YOUR INSTRUCTIONS: Should a line in the entries below contain "Condition", return that line.

****************************************

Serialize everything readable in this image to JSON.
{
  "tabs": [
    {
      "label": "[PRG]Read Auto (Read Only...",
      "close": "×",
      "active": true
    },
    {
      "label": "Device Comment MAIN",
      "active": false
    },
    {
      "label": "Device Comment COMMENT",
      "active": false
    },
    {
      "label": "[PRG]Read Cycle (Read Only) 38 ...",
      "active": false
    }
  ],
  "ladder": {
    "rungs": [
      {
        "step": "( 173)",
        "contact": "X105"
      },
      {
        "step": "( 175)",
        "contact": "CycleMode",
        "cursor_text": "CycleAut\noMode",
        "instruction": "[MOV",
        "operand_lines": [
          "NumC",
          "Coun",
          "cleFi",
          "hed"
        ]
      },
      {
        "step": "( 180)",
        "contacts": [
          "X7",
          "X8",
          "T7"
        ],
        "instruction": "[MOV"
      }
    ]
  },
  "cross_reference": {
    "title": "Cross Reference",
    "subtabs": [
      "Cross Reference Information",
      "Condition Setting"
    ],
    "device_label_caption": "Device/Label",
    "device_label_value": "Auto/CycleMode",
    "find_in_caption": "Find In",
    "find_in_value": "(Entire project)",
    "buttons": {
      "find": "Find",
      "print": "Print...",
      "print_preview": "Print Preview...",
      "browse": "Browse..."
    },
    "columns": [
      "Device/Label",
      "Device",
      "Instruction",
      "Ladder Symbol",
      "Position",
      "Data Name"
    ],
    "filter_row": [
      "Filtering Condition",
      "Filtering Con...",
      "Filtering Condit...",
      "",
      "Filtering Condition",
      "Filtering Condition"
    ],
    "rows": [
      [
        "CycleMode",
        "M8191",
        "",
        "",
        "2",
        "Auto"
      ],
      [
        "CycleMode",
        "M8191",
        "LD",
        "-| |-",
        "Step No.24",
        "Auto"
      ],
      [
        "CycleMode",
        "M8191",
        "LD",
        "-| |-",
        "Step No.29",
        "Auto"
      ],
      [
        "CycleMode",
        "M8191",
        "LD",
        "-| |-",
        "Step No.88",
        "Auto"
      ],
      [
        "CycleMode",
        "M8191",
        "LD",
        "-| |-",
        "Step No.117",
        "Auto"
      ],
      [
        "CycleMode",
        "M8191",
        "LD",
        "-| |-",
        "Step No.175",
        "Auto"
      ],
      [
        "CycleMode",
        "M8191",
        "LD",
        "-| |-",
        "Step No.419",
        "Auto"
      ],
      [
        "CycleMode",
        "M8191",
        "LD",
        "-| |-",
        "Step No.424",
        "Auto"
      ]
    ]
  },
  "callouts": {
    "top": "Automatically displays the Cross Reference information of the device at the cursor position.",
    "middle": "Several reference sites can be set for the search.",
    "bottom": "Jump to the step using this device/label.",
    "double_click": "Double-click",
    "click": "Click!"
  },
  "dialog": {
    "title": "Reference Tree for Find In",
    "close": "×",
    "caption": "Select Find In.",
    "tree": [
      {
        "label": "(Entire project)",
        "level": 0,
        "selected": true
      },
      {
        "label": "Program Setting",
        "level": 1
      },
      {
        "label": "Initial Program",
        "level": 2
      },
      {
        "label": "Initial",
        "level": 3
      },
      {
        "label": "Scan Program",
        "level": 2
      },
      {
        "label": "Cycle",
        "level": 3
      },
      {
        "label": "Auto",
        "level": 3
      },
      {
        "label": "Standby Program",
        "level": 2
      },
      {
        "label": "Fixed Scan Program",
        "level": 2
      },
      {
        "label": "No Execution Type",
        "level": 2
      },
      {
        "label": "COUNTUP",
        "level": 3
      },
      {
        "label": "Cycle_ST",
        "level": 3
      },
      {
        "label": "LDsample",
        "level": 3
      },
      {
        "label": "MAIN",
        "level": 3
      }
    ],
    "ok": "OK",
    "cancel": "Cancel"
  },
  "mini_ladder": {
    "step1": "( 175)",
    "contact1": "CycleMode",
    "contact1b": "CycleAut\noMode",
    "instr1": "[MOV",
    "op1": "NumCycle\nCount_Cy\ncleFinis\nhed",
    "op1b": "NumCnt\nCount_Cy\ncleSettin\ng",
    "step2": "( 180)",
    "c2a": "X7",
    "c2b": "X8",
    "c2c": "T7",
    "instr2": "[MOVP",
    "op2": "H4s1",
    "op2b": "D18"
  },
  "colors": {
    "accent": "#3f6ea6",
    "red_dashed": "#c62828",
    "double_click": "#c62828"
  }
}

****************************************

WRITTEN REPLY:
      "Condition Setting"
      "Filtering Condition",
      "Filtering Condition",
      "Filtering Condition"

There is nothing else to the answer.